Brooklyn bakers are working non-stop to turn yeast into a feast. “It really is a family gathering,” said Miguel Lopez, owner of Don Paco Lopez Bakery in Sunset Park. It’s a sweet shop that’s been making the oval-shaped pastries since the early 1990s. It’s for the Epiphany — or Three Kings Day.
The loaves are called Rosca de Reyes, or Three Kings bread, and they’re not your basic loaves. There are several tiny statues of the Christ child hiding inside each loaf. “It represents the tradition when Joseph and Mary hid the baby Jesus from King Herod,” said Paco Lopez Jr, who also works at the bakery. If you cut the bread and find a figure in your slice, you’re in charge of another fiesta. “You have to throw a party on February 2nd. Why February 2nd? Because we believe it’s when Mary and Joseph presented baby Jesus to the church,” said Miguel.
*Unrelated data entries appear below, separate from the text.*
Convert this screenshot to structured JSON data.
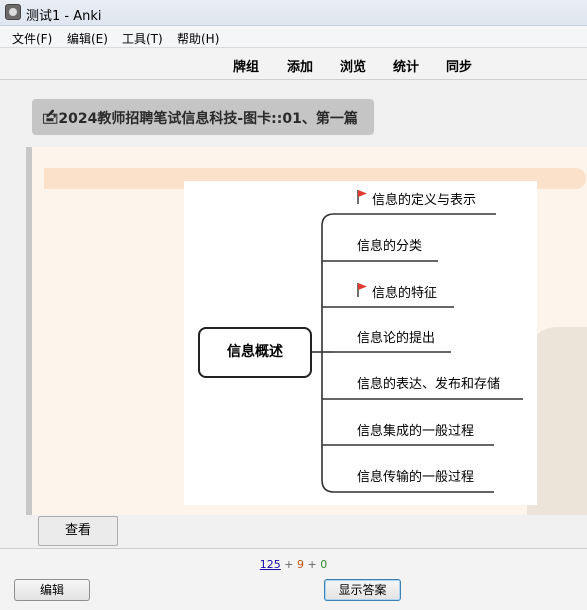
{
  "window": {
    "title": "测试1 - Anki"
  },
  "menubar": {
    "items": [
      "文件(F)",
      "编辑(E)",
      "工具(T)",
      "帮助(H)"
    ]
  },
  "toolbar": {
    "items": [
      "牌组",
      "添加",
      "浏览",
      "统计",
      "同步"
    ]
  },
  "deck": {
    "title": "🖆2024教师招聘笔试信息科技-图卡::01、第一篇"
  },
  "mindmap": {
    "central": "信息概述",
    "branches": [
      {
        "label": "信息的定义与表示",
        "flagged": true
      },
      {
        "label": "信息的分类",
        "flagged": false
      },
      {
        "label": "信息的特征",
        "flagged": true
      },
      {
        "label": "信息论的提出",
        "flagged": false
      },
      {
        "label": "信息的表达、发布和存储",
        "flagged": false
      },
      {
        "label": "信息集成的一般过程",
        "flagged": false
      },
      {
        "label": "信息传输的一般过程",
        "flagged": false
      }
    ],
    "flag_color": "#e03b2f"
  },
  "card_buttons": {
    "reveal": "查看"
  },
  "counts": {
    "new": "125",
    "sep1": "+",
    "learn": "9",
    "sep2": "+",
    "review": "0"
  },
  "bottom": {
    "edit": "编辑",
    "show_answer": "显示答案"
  }
}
The tradition dates back to 14th-century France and was eventually picked up in Mexico. Each loaf takes about four hours to make. “We actually begin around 3 or 4 in the morning and it goes until 8pm or 9pm because people demand it,” said Paco.
There’s such a demand — over 3,000 loaves are baked at the bakery’s Sunset Park and Manhattan locations. The tradition is so popular that other communities — not only Mexicans — are buying the bread. “They want to bring this tradition to their children, even though they are not Mexican, because this tradition has been well taken by other communities, and we welcome that,” said Paco.
Three feast of the Epiphany, or Three Kings Day, falls on Sunday, January 6, 2019.